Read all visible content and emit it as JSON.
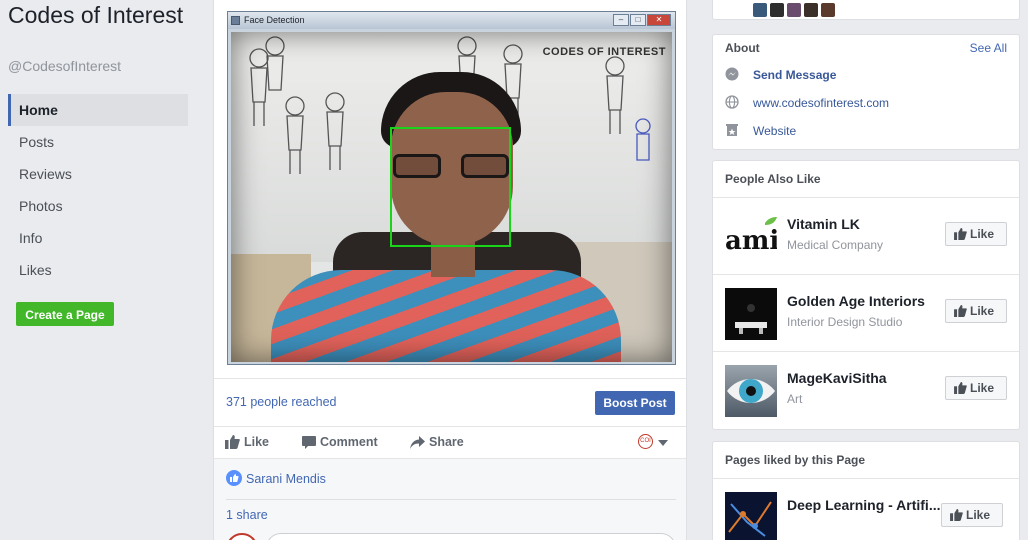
{
  "page": {
    "name": "Codes of Interest",
    "handle": "@CodesofInterest"
  },
  "nav": {
    "items": [
      {
        "label": "Home",
        "active": true
      },
      {
        "label": "Posts"
      },
      {
        "label": "Reviews"
      },
      {
        "label": "Photos"
      },
      {
        "label": "Info"
      },
      {
        "label": "Likes"
      }
    ],
    "create_page": "Create a Page"
  },
  "post": {
    "window_title": "Face Detection",
    "watermark": "CODES OF INTEREST",
    "reach_text": "371 people reached",
    "boost_label": "Boost Post",
    "actions": {
      "like": "Like",
      "comment": "Comment",
      "share": "Share"
    },
    "liked_by": "Sarani Mendis",
    "shares": "1 share"
  },
  "about": {
    "title": "About",
    "see_all": "See All",
    "send_message": "Send Message",
    "website_url": "www.codesofinterest.com",
    "website_label": "Website"
  },
  "people_also_like": {
    "title": "People Also Like",
    "items": [
      {
        "name": "Vitamin LK",
        "category": "Medical Company",
        "thumb_text": "ami"
      },
      {
        "name": "Golden Age Interiors",
        "category": "Interior Design Studio"
      },
      {
        "name": "MageKaviSitha",
        "category": "Art"
      }
    ],
    "like_label": "Like"
  },
  "pages_liked": {
    "title": "Pages liked by this Page",
    "items": [
      {
        "name": "Deep Learning - Artifi..."
      }
    ],
    "like_label": "Like"
  },
  "colors": {
    "brand_blue": "#4267b2",
    "green_button": "#42b72a",
    "detection_box": "#19d419"
  }
}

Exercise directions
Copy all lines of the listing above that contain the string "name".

Answer below
    "name": "Codes of Interest",
        "name": "Vitamin LK",
        "name": "Golden Age Interiors",
        "name": "MageKaviSitha",
        "name": "Deep Learning - Artifi..."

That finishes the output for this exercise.